Welsh project to develop blood glucose monitor that can text alert
8 September 2011
Scientists from Swansea University and Welsh companies are
developing a next generation blood glucose-monitoring sensor that will
send a text alert when there is danger of a hypoglycaemic attack.
The project will combine expertise in nanoelectronics and ehealth
and involve the expertise and state-of-the-art facilities from the
Centre for Nanohealth and ehealth Industries Innovation Centre at
The £470,000 research project is backed by the Welsh Government’s
EU-funded Academic Expertise for Business (A4B) programme which
promotes industrial collaboration to help turn research into
commercial viable products, processes and services.
The overall aim is to develop a low-cost, non-invasive,
ambulatory and continuous monitoring system using novel sensors and
Dr Vincent Teng, a nanoelectronics expert from Swansea
University’s College of Engineering, is leading the project and said
that the blood glucose management will significantly improve the
quality of life of diabetic patients and their families.
“Diabetic patients with low blood glucose can become unconscious
due to hypoglycaemia and there are many reported incidents where
patients, who either live or work alone, fainted without the notice
of others and such occurrence can often be fatal.
“Therefore, a multi-functional monitoring system is important to
manage the glucose level of diabetic patients and to provide warning
when the patient is unconscious.”
The device being developed in Wales involving both nanotechnology
and wireless mobile technology will transmit readings from the
sensor to mobile phones and subsequently to the NHS and the clinical
team responsible for the patient care. It will also provide an
emergency alert to next of kin or medical personnel if the patient
is suffering from hypoglycaemia attack.
The device will provide continuous blood glucose measurement
using nanowires biosensor, unlike the commonly used ‘finger stick’
glucose meter that requires patients to carry out up to ten tests a
It will also differ from the majority of products on the market,
as the process is non-invasive and pain free. The blood sample is
collected via an array of micro-needles — measuring less than 1mm
from the dermal layer of the skin — which has fewer nerve endings.
Dr Vincent Teng of Swansea University’s College
of Engineering examines nanowire biosensors using state-of-the-art
fabrication techniques at the Centre for NanoHealth.
Edwina Hart, Minister for Business, Enterprise, Technology and
Science, said it has the potential to create significant health
benefits for patients, savings for the NHS and create direct
benefits for the Welsh economy: “It is another example of the high
level research being undertaken in Wales with support from the Welsh
Government and illustrates the importance of our universities
working in collaboration with industry to bring new products to
The prototype is to be developed over the next 30 months and will

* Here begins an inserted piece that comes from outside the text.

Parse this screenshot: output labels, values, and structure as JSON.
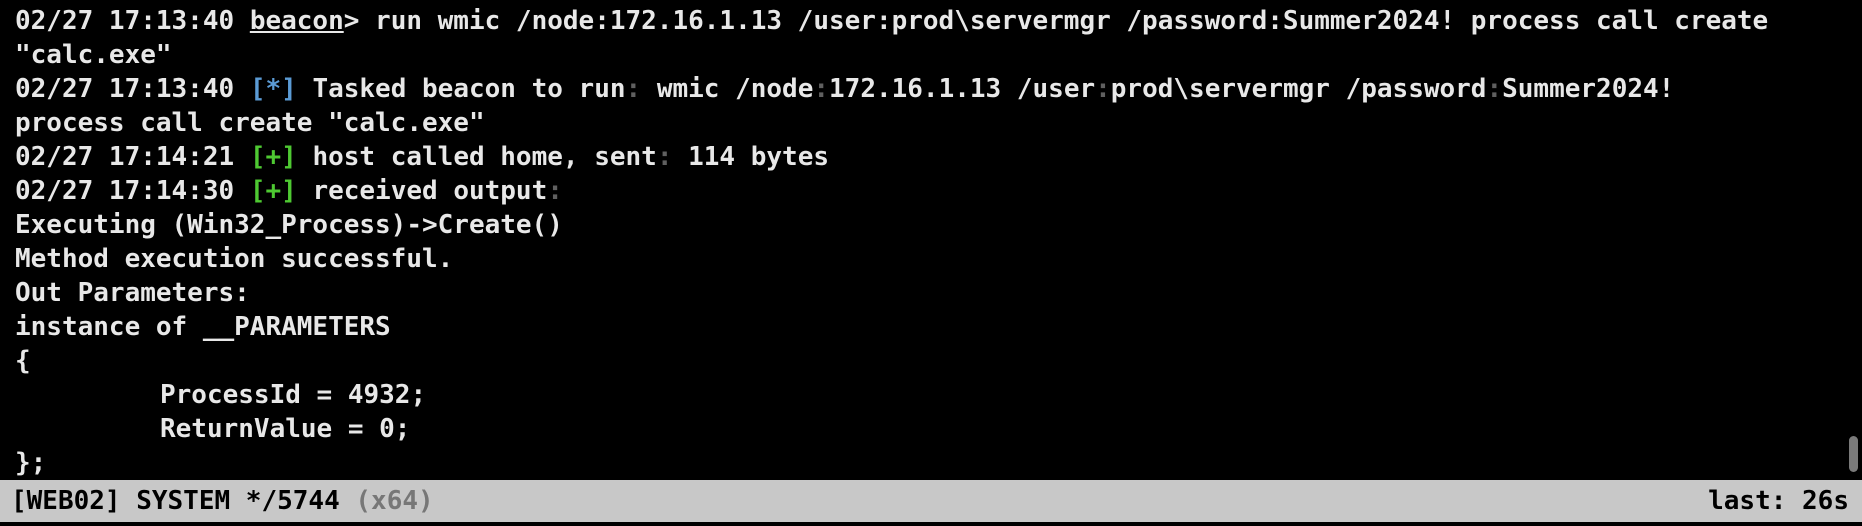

have a direct and rapid route to market through the industry
consortium. The monitoring system will have the capability to be
adapted for other chronic conditions, such as coronary heart
disease, stroke, cancer and asthma etc.